### Task item
Repeat every record exactly as given.

[Data excerpts]

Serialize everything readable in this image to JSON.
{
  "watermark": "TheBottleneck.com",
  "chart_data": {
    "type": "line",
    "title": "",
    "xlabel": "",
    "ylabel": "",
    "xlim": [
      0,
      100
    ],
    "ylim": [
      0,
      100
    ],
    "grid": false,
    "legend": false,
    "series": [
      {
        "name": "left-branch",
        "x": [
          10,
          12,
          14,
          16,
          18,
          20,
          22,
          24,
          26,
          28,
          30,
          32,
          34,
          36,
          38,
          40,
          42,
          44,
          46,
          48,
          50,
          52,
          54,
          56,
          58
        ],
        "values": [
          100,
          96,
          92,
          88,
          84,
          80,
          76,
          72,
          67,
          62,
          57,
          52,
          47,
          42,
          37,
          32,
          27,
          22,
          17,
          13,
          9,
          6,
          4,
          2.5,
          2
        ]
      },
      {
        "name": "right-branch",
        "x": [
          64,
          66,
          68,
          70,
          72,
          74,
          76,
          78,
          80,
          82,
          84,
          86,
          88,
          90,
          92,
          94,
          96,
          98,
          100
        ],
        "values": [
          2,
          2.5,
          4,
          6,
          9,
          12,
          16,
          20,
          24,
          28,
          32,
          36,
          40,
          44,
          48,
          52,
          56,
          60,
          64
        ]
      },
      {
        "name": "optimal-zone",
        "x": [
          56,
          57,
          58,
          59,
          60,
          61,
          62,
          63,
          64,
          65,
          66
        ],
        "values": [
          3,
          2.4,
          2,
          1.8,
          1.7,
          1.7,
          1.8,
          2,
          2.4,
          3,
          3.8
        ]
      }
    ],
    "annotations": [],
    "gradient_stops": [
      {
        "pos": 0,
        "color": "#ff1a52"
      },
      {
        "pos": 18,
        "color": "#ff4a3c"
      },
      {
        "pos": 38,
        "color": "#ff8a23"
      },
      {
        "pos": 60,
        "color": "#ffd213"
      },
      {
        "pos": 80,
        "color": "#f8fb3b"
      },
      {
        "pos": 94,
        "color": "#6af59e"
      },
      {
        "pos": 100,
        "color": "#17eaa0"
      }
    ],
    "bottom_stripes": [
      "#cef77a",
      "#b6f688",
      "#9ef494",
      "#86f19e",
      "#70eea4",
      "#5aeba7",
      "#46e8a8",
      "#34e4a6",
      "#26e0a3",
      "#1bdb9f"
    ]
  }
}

### Exercise solution
Serialize everything readable in this image to JSON.
{
  "watermark": "TheBottleneck.com",
  "chart_data": {
    "type": "line",
    "title": "",
    "xlabel": "",
    "ylabel": "",
    "xlim": [
      0,
      100
    ],
    "ylim": [
      0,
      100
    ],
    "grid": false,
    "legend": false,
    "series": [
      {
        "name": "left-branch",
        "x": [
          10,
          12,
          14,
          16,
          18,
          20,
          22,
          24,
          26,
          28,
          30,
          32,
          34,
          36,
          38,
          40,
          42,
          44,
          46,
          48,
          50,
          52,
          54,
          56,
          58
        ],
        "values": [
          100,
          96,
          92,
          88,
          84,
          80,
          76,
          72,
          67,
          62,
          57,
          52,
          47,
          42,
          37,
          32,
          27,
          22,
          17,
          13,
          9,
          6,
          4,
          2.5,
          2
        ]
      },
      {
        "name": "right-branch",
        "x": [
          64,
          66,
          68,
          70,
          72,
          74,
          76,
          78,
          80,
          82,
          84,
          86,
          88,
          90,
          92,
          94,
          96,
          98,
          100
        ],
        "values": [
          2,
          2.5,
          4,
          6,
          9,
          12,
          16,
          20,
          24,
          28,
          32,
          36,
          40,
          44,
          48,
          52,
          56,
          60,
          64
        ]
      },
      {
        "name": "optimal-zone",
        "x": [
          56,
          57,
          58,
          59,
          60,
          61,
          62,
          63,
          64,
          65,
          66
        ],
        "values": [
          3,
          2.4,
          2,
          1.8,
          1.7,
          1.7,
          1.8,
          2,
          2.4,
          3,
          3.8
        ]
      }
    ],
    "annotations": [],
    "gradient_stops": [
      {
        "pos": 0,
        "color": "#ff1a52"
      },
      {
        "pos": 18,
        "color": "#ff4a3c"
      },
      {
        "pos": 38,
        "color": "#ff8a23"
      },
      {
        "pos": 60,
        "color": "#ffd213"
      },
      {
        "pos": 80,
        "color": "#f8fb3b"
      },
      {
        "pos": 94,
        "color": "#6af59e"
      },
      {
        "pos": 100,
        "color": "#17eaa0"
      }
    ],
    "bottom_stripes": [
      "#cef77a",
      "#b6f688",
      "#9ef494",
      "#86f19e",
      "#70eea4",
      "#5aeba7",
      "#46e8a8",
      "#34e4a6",
      "#26e0a3",
      "#1bdb9f"
    ]
  }
}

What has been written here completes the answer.